Copy out the listing below exactly, please, and skip any pictures.

###

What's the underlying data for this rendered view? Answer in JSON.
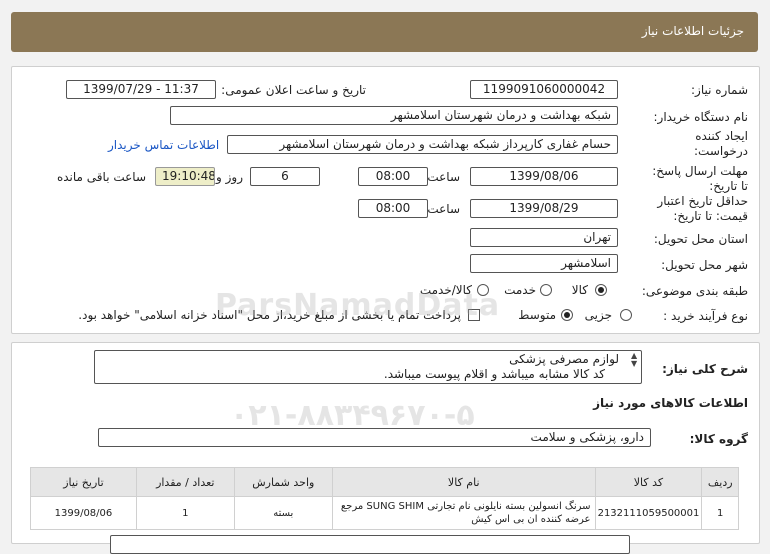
{
  "header": {
    "title": "جزئیات اطلاعات نیاز"
  },
  "form": {
    "need_number_label": "شماره نیاز:",
    "need_number": "1199091060000042",
    "announce_label": "تاریخ و ساعت اعلان عمومی:",
    "announce_value": "1399/07/29 - 11:37",
    "buyer_label": "نام دستگاه خریدار:",
    "buyer_value": "شبکه بهداشت و درمان شهرستان اسلامشهر",
    "creator_label_1": "ایجاد کننده",
    "creator_label_2": "درخواست:",
    "creator_value": "حسام غفاری کارپرداز شبکه بهداشت و درمان شهرستان اسلامشهر",
    "contact_link": "اطلاعات تماس خریدار",
    "deadline_label_1": "مهلت ارسال پاسخ:",
    "deadline_label_2": "تا تاریخ:",
    "deadline_date": "1399/08/06",
    "time_label": "ساعت",
    "deadline_time": "08:00",
    "days_value": "6",
    "days_label": "روز و",
    "remaining_time": "19:10:48",
    "remaining_label": "ساعت باقی مانده",
    "validity_label_1": "حداقل تاریخ اعتبار",
    "validity_label_2": "قیمت: تا تاریخ:",
    "validity_date": "1399/08/29",
    "validity_time": "08:00",
    "province_label": "استان محل تحویل:",
    "province_value": "تهران",
    "city_label": "شهر محل تحویل:",
    "city_value": "اسلامشهر",
    "category_label": "طبقه بندی موضوعی:",
    "category_options": [
      "کالا",
      "خدمت",
      "کالا/خدمت"
    ],
    "category_selected": "کالا",
    "process_label": "نوع فرآیند خرید :",
    "process_options": [
      "جزیی",
      "متوسط"
    ],
    "process_selected": "متوسط",
    "payment_note": "پرداخت تمام یا بخشی از مبلغ خرید،از محل \"اسناد خزانه اسلامی\" خواهد بود."
  },
  "description": {
    "label": "شرح کلی نیاز:",
    "line1": "لوازم مصرفی پزشکی",
    "line2": "کد کالا مشابه میباشد و اقلام پیوست میباشد."
  },
  "goods": {
    "section_title": "اطلاعات کالاهای مورد نیاز",
    "group_label": "گروه کالا:",
    "group_value": "دارو، پزشکی و سلامت",
    "columns": [
      "ردیف",
      "کد کالا",
      "نام کالا",
      "واحد شمارش",
      "تعداد / مقدار",
      "تاریخ نیاز"
    ],
    "rows": [
      {
        "index": "1",
        "code": "2132111059500001",
        "name": "سرنگ انسولین بسته نایلونی نام تجارتی SUNG SHIM مرجع عرضه کننده ان بی اس کیش",
        "unit": "بسته",
        "qty": "1",
        "date": "1399/08/06"
      }
    ]
  },
  "watermark": {
    "line1": "ParsNamadData",
    "line2": "۰۲۱-۸۸۳۴۹۶۷۰-۵"
  },
  "colors": {
    "header_bg": "#8b7755",
    "link": "#1a56c4"
  }
}
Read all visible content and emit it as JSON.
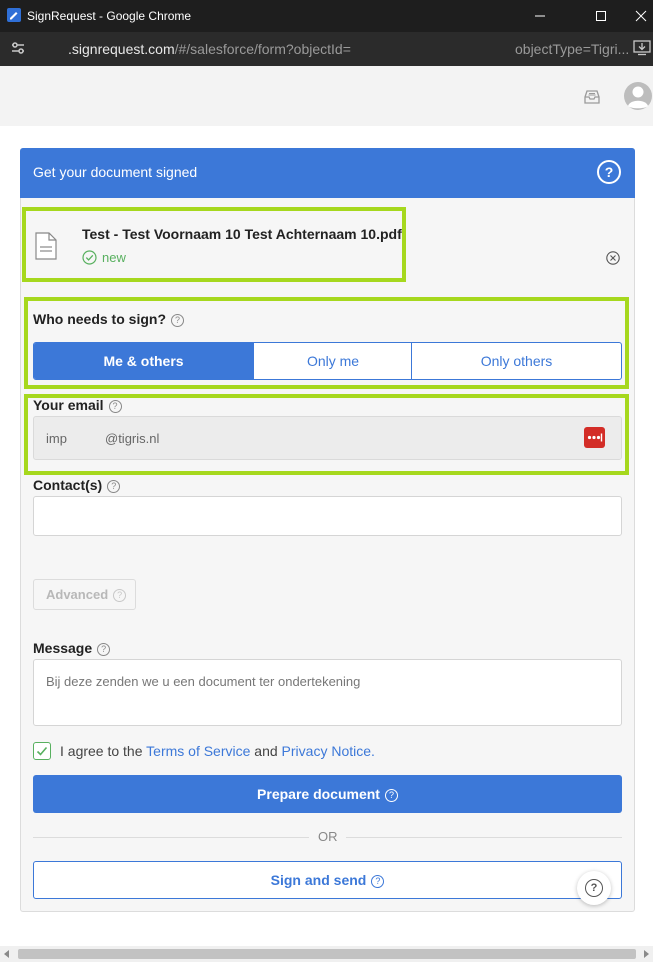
{
  "window": {
    "title": "SignRequest - Google Chrome",
    "controls": [
      "minimize-icon",
      "maximize-icon",
      "close-icon"
    ]
  },
  "address_bar": {
    "host": ".signrequest.com",
    "path": "/#/salesforce/form?objectId=",
    "path_tail": "objectType=Tigri..."
  },
  "form": {
    "header_title": "Get your document signed",
    "file": {
      "name": "Test - Test Voornaam 10 Test Achternaam 10.pdf",
      "status": "new"
    },
    "who_label": "Who needs to sign?",
    "who_options": [
      {
        "label": "Me & others",
        "selected": true
      },
      {
        "label": "Only me",
        "selected": false
      },
      {
        "label": "Only others",
        "selected": false
      }
    ],
    "email_label": "Your email",
    "email_value_prefix": "imp",
    "email_value_domain": "@tigris.nl",
    "contacts_label": "Contact(s)",
    "contacts_value": "",
    "advanced_label": "Advanced",
    "message_label": "Message",
    "message_value": "Bij deze zenden we u een document ter ondertekening",
    "agree": {
      "checked": true,
      "prefix": "I agree to the",
      "terms_link": "Terms of Service",
      "and": "and",
      "privacy_link": "Privacy Notice."
    },
    "prepare_button": "Prepare document",
    "or_text": "OR",
    "sign_send_button": "Sign and send"
  },
  "colors": {
    "accent": "#3c78d8",
    "highlight": "#a6d81e",
    "success": "#58b05f"
  }
}
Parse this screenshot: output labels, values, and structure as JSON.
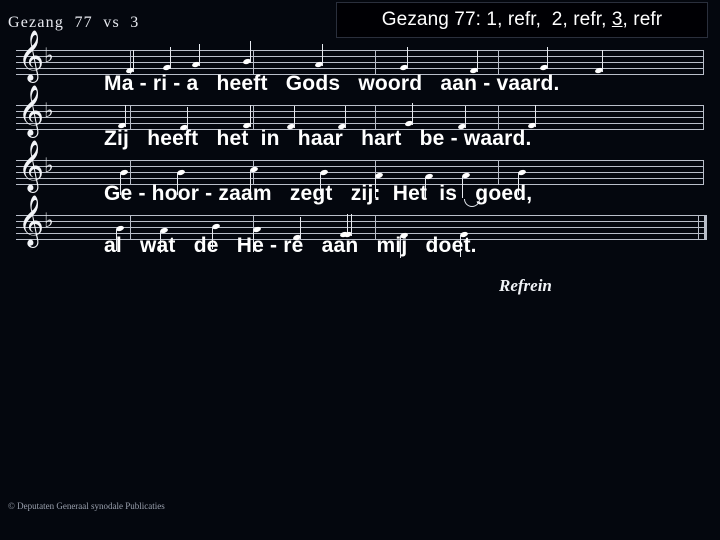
{
  "slide": {
    "background_color": "#04070e",
    "title": "Gezang  77  vs  3",
    "refrain_label": "Refrein",
    "copyright": "© Deputaten Generaal synodale Publicaties"
  },
  "overlay_banner": {
    "name": "gezang-verse-order-banner",
    "text_before": "Gezang 77: 1, refr,  2, refr, ",
    "text_underlined": "3",
    "text_after": ", refr",
    "background_color": "#000004",
    "text_color": "#ffffff"
  },
  "music": {
    "clef_glyph": "𝄞",
    "clef_name": "treble-clef",
    "key_signature_glyph": "♭",
    "key_signature": "1 flat (B-flat)",
    "staff_line_color": "#b9bec9",
    "note_color": "#ffffff",
    "systems": [
      {
        "index": 1,
        "lyric_line": "Ma - ri - a   heeft   Gods   woord   aan - vaard.",
        "notes": 9,
        "barlines": 5
      },
      {
        "index": 2,
        "lyric_line": "Zij   heeft   het  in   haar   hart   be - waard.",
        "notes": 8,
        "barlines": 5
      },
      {
        "index": 3,
        "lyric_line": "Ge - hoor - zaam   zegt   zij:  Het  is   goed,",
        "notes": 8,
        "barlines": 5
      },
      {
        "index": 4,
        "lyric_line": "al   wat   de   He - re   aan   mij   doet.",
        "notes": 8,
        "barlines": 4
      }
    ]
  },
  "lyrics": {
    "line1": "Ma - ri - a   heeft   Gods   woord   aan - vaard.",
    "line2": "Zij   heeft   het  in   haar   hart   be - waard.",
    "line3": "Ge - hoor - zaam   zegt   zij:  Het  is   goed,",
    "line4": "al   wat   de   He - re   aan   mij   doet."
  }
}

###

* _Answer for the task_
What's the underlying data for this rendered view? Answer in JSON.
{
  "header": {
    "title": "جزئیات اطلاعات نیاز"
  },
  "form": {
    "need_number_label": "شماره نیاز:",
    "need_number": "1199091060000042",
    "announce_label": "تاریخ و ساعت اعلان عمومی:",
    "announce_value": "1399/07/29 - 11:37",
    "buyer_label": "نام دستگاه خریدار:",
    "buyer_value": "شبکه بهداشت و درمان شهرستان اسلامشهر",
    "creator_label_1": "ایجاد کننده",
    "creator_label_2": "درخواست:",
    "creator_value": "حسام غفاری کارپرداز شبکه بهداشت و درمان شهرستان اسلامشهر",
    "contact_link": "اطلاعات تماس خریدار",
    "deadline_label_1": "مهلت ارسال پاسخ:",
    "deadline_label_2": "تا تاریخ:",
    "deadline_date": "1399/08/06",
    "time_label": "ساعت",
    "deadline_time": "08:00",
    "days_value": "6",
    "days_label": "روز و",
    "remaining_time": "19:10:48",
    "remaining_label": "ساعت باقی مانده",
    "validity_label_1": "حداقل تاریخ اعتبار",
    "validity_label_2": "قیمت: تا تاریخ:",
    "validity_date": "1399/08/29",
    "validity_time": "08:00",
    "province_label": "استان محل تحویل:",
    "province_value": "تهران",
    "city_label": "شهر محل تحویل:",
    "city_value": "اسلامشهر",
    "category_label": "طبقه بندی موضوعی:",
    "category_options": [
      "کالا",
      "خدمت",
      "کالا/خدمت"
    ],
    "category_selected": "کالا",
    "process_label": "نوع فرآیند خرید :",
    "process_options": [
      "جزیی",
      "متوسط"
    ],
    "process_selected": "متوسط",
    "payment_note": "پرداخت تمام یا بخشی از مبلغ خرید،از محل \"اسناد خزانه اسلامی\" خواهد بود."
  },
  "description": {
    "label": "شرح کلی نیاز:",
    "line1": "لوازم مصرفی پزشکی",
    "line2": "کد کالا مشابه میباشد و اقلام پیوست میباشد."
  },
  "goods": {
    "section_title": "اطلاعات کالاهای مورد نیاز",
    "group_label": "گروه کالا:",
    "group_value": "دارو، پزشکی و سلامت",
    "columns": [
      "ردیف",
      "کد کالا",
      "نام کالا",
      "واحد شمارش",
      "تعداد / مقدار",
      "تاریخ نیاز"
    ],
    "rows": [
      {
        "index": "1",
        "code": "2132111059500001",
        "name": "سرنگ انسولین بسته نایلونی نام تجارتی SUNG SHIM مرجع عرضه کننده ان بی اس کیش",
        "unit": "بسته",
        "qty": "1",
        "date": "1399/08/06"
      }
    ]
  },
  "watermark": {
    "line1": "ParsNamadData",
    "line2": "۰۲۱-۸۸۳۴۹۶۷۰-۵"
  },
  "colors": {
    "header_bg": "#8b7755",
    "link": "#1a56c4"
  }
}
Read all visible content and emit it as JSON.
{
  "window": {
    "title": "SignRequest - Google Chrome",
    "controls": [
      "minimize-icon",
      "maximize-icon",
      "close-icon"
    ]
  },
  "address_bar": {
    "host": ".signrequest.com",
    "path": "/#/salesforce/form?objectId=",
    "path_tail": "objectType=Tigri..."
  },
  "form": {
    "header_title": "Get your document signed",
    "file": {
      "name": "Test - Test Voornaam 10 Test Achternaam 10.pdf",
      "status": "new"
    },
    "who_label": "Who needs to sign?",
    "who_options": [
      {
        "label": "Me & others",
        "selected": true
      },
      {
        "label": "Only me",
        "selected": false
      },
      {
        "label": "Only others",
        "selected": false
      }
    ],
    "email_label": "Your email",
    "email_value_prefix": "imp",
    "email_value_domain": "@tigris.nl",
    "contacts_label": "Contact(s)",
    "contacts_value": "",
    "advanced_label": "Advanced",
    "message_label": "Message",
    "message_value": "Bij deze zenden we u een document ter ondertekening",
    "agree": {
      "checked": true,
      "prefix": "I agree to the",
      "terms_link": "Terms of Service",
      "and": "and",
      "privacy_link": "Privacy Notice."
    },
    "prepare_button": "Prepare document",
    "or_text": "OR",
    "sign_send_button": "Sign and send"
  },
  "colors": {
    "accent": "#3c78d8",
    "highlight": "#a6d81e",
    "success": "#58b05f"
  }
}
Parse this screenshot: output labels, values, and structure as JSON.
{
  "slide": {
    "background_color": "#04070e",
    "title": "Gezang  77  vs  3",
    "refrain_label": "Refrein",
    "copyright": "© Deputaten Generaal synodale Publicaties"
  },
  "overlay_banner": {
    "name": "gezang-verse-order-banner",
    "text_before": "Gezang 77: 1, refr,  2, refr, ",
    "text_underlined": "3",
    "text_after": ", refr",
    "background_color": "#000004",
    "text_color": "#ffffff"
  },
  "music": {
    "clef_glyph": "𝄞",
    "clef_name": "treble-clef",
    "key_signature_glyph": "♭",
    "key_signature": "1 flat (B-flat)",
    "staff_line_color": "#b9bec9",
    "note_color": "#ffffff",
    "systems": [
      {
        "index": 1,
        "lyric_line": "Ma - ri - a   heeft   Gods   woord   aan - vaard.",
        "notes": 9,
        "barlines": 5
      },
      {
        "index": 2,
        "lyric_line": "Zij   heeft   het  in   haar   hart   be - waard.",
        "notes": 8,
        "barlines": 5
      },
      {
        "index": 3,
        "lyric_line": "Ge - hoor - zaam   zegt   zij:  Het  is   goed,",
        "notes": 8,
        "barlines": 5
      },
      {
        "index": 4,
        "lyric_line": "al   wat   de   He - re   aan   mij   doet.",
        "notes": 8,
        "barlines": 4
      }
    ]
  },
  "lyrics": {
    "line1": "Ma - ri - a   heeft   Gods   woord   aan - vaard.",
    "line2": "Zij   heeft   het  in   haar   hart   be - waard.",
    "line3": "Ge - hoor - zaam   zegt   zij:  Het  is   goed,",
    "line4": "al   wat   de   He - re   aan   mij   doet."
  }
}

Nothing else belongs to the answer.